Simply put, yes. From Russia With Love brings us ever closer to the style fans associate with both Fleming and Bond. Even though we're still a few years away from the big screen version, Bond is finally developing the personality that Sean Connery would later refine and make his own. Interestingly, Bond is overshadowed whenever Karim Bey is in the story. Bey is the largest personality in the book, and Fleming had a lot of fun writing him. What's more, this is the first time we really get to spend some time with the villains without Bond being there. Bond doesn't really get any character time until chapter 11, leaving room for Fleming to show us how things are done behind closed doors at SMERSH, creating characters that would be translated more or less accurately for the film later on. The only major difference is that the film has these characters defecting from SMERSH to operate with SPECTRE, an organization that doesn't feature in the books until Thunderball.
Roger Moore once quipped that Bond was the worst secret agent because everyone knew everything about him. This may be the book that inadvertently set that stereotype into motion. This time SMERSH is out for vengeance, seeking to murder both 007 and his reputation. The setup is a bit hard to swallow, and Fleming knew it too, which is why Bond questions it right from the start. But the story is told with such enthusiasm, you really don't care once things are set into motion. That enthusiasm changes everything. After Diamonds, it's like Fleming found a renewed interest in Bond. Or it could just be that better villains make for better stories.

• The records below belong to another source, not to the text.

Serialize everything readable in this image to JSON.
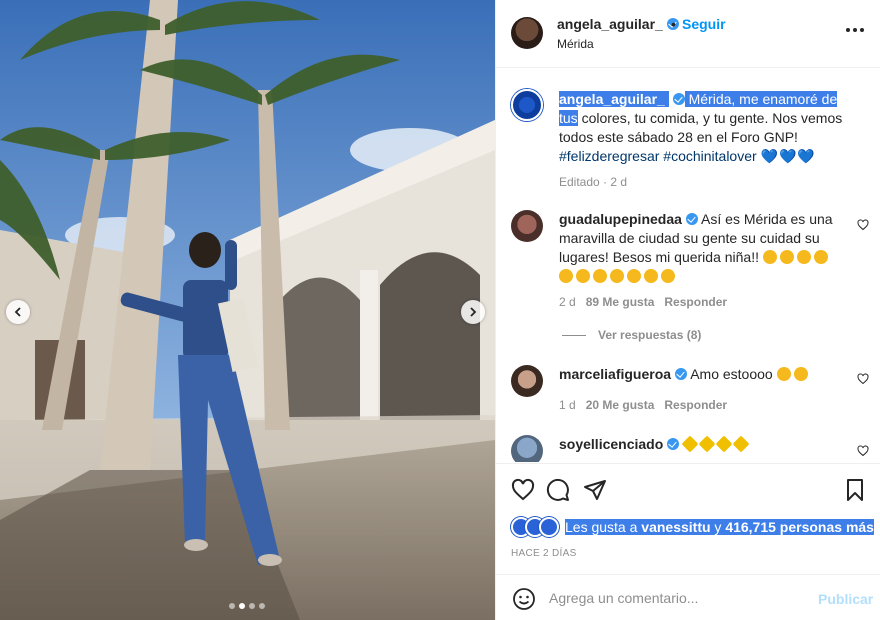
{
  "post": {
    "author": "angela_aguilar_",
    "follow_label": "Seguir",
    "bullet": "•",
    "location": "Mérida"
  },
  "caption": {
    "username": "angela_aguilar_",
    "text_selected": "Mérida, me enamoré de tus",
    "text_rest": "colores, tu comida, y tu gente. Nos vemos todos este sábado 28 en el Foro GNP!",
    "hashtag1": "#felizderegresar",
    "hashtag2": "#cochinitalover",
    "hearts": "💙💙💙",
    "edited": "Editado · 2 d"
  },
  "comments": [
    {
      "username": "guadalupepinedaa",
      "text": "Así es Mérida es una maravilla de ciudad su gente su cuidad su lugares! Besos mi querida niña!!",
      "age": "2 d",
      "likes": "89 Me gusta",
      "reply": "Responder"
    },
    {
      "username": "marceliafigueroa",
      "text": "Amo estoooo",
      "age": "1 d",
      "likes": "20 Me gusta",
      "reply": "Responder"
    },
    {
      "username": "soyellicenciado",
      "text": ""
    }
  ],
  "view_replies": "Ver respuestas (8)",
  "likes_summary": {
    "prefix": "Les gusta a",
    "user": "vanessittu",
    "middle": "y",
    "count": "416,715 personas más"
  },
  "time_ago": "HACE 2 DÍAS",
  "add_comment": {
    "placeholder": "Agrega un comentario...",
    "post_label": "Publicar"
  },
  "carousel": {
    "count": 4,
    "active_index": 1
  },
  "colors": {
    "accent": "#0095f6",
    "selection": "#3e7ee8",
    "hashtag": "#00376b",
    "muted": "#8e8e8e"
  }
}
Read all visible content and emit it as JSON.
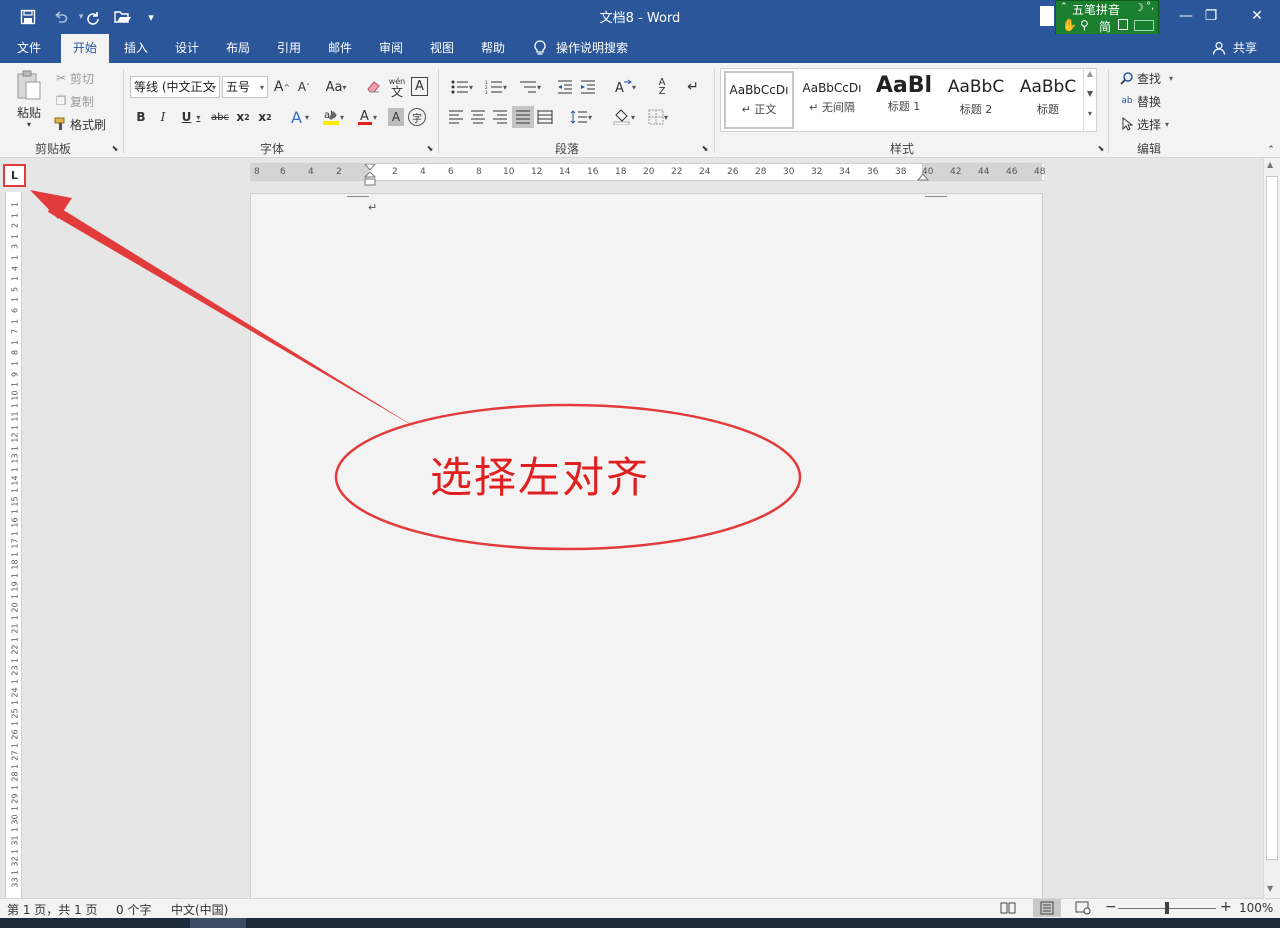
{
  "app": {
    "title": "文档8  -  Word"
  },
  "qat": {
    "save_icon": "save-icon",
    "undo_icon": "undo-icon",
    "redo_icon": "redo-icon",
    "open_icon": "open-icon",
    "customize_icon": "customize-qat-icon"
  },
  "window": {
    "minimize": "—",
    "restore": "❐",
    "close": "✕"
  },
  "ime": {
    "name": "五笔拼音",
    "mode": "简",
    "moon": "☽",
    "dots": "°,"
  },
  "tabs": [
    "文件",
    "开始",
    "插入",
    "设计",
    "布局",
    "引用",
    "邮件",
    "审阅",
    "视图",
    "帮助"
  ],
  "tell_me": "操作说明搜索",
  "share": "共享",
  "clipboard": {
    "paste": "粘贴",
    "cut": "剪切",
    "copy": "复制",
    "format_painter": "格式刷",
    "label": "剪贴板"
  },
  "font": {
    "name": "等线 (中文正文",
    "size": "五号",
    "label": "字体",
    "aa": "Aa",
    "wen": "wén",
    "wen2": "文"
  },
  "paragraph": {
    "label": "段落"
  },
  "styles": {
    "label": "样式",
    "items": [
      {
        "preview": "AaBbCcDı",
        "name": "↵ 正文"
      },
      {
        "preview": "AaBbCcDı",
        "name": "↵ 无间隔"
      },
      {
        "preview": "AaBl",
        "name": "标题 1"
      },
      {
        "preview": "AaBbC",
        "name": "标题 2"
      },
      {
        "preview": "AaBbC",
        "name": "标题"
      }
    ]
  },
  "editing": {
    "find": "查找",
    "replace": "替换",
    "select": "选择",
    "label": "编辑"
  },
  "ruler": {
    "h_numbers": [
      "8",
      "6",
      "4",
      "2",
      "2",
      "4",
      "6",
      "8",
      "10",
      "12",
      "14",
      "16",
      "18",
      "20",
      "22",
      "24",
      "26",
      "28",
      "30",
      "32",
      "34",
      "36",
      "38",
      "40",
      "42",
      "44",
      "46",
      "48"
    ],
    "v_numbers": [
      "1",
      "1",
      "2",
      "1",
      "3",
      "1",
      "4",
      "1",
      "5",
      "1",
      "6",
      "1",
      "7",
      "1",
      "8",
      "1",
      "9",
      "1",
      "10",
      "1",
      "11",
      "1",
      "12",
      "1",
      "13",
      "1",
      "14",
      "1",
      "15",
      "1",
      "16",
      "1",
      "17",
      "1",
      "18",
      "1",
      "19",
      "1",
      "20",
      "1",
      "21",
      "1",
      "22",
      "1",
      "23",
      "1",
      "24",
      "1",
      "25",
      "1",
      "26",
      "1",
      "27",
      "1",
      "28",
      "1",
      "29",
      "1",
      "30",
      "1",
      "31",
      "1",
      "32",
      "1",
      "33"
    ],
    "tab_selector": "L"
  },
  "document": {
    "paragraph_mark": "↵"
  },
  "annotation": {
    "text": "选择左对齐",
    "color": "#e02020"
  },
  "status": {
    "page": "第 1 页，共 1 页",
    "words": "0 个字",
    "language": "中文(中国)",
    "zoom": "100%",
    "zoom_minus": "−",
    "zoom_plus": "+"
  },
  "colors": {
    "accent": "#2b579a",
    "ribbon": "#f3f3f3",
    "annotation": "#e02020"
  }
}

Toby Stephens' narration is superb, except for the offending "oh-oh-seven" pronunciation. This still bothers me, and probably always will when both Fleming and the popular culture say "double-oh seven." Even so, I'm learning to accept this is just how it's going to be. A British woman explained it to me like this: I'm an American, so I get no say, regardless of how Fleming did it, and as a Brit, whatever she says is automatically correct. Seriously, how do you argue against that?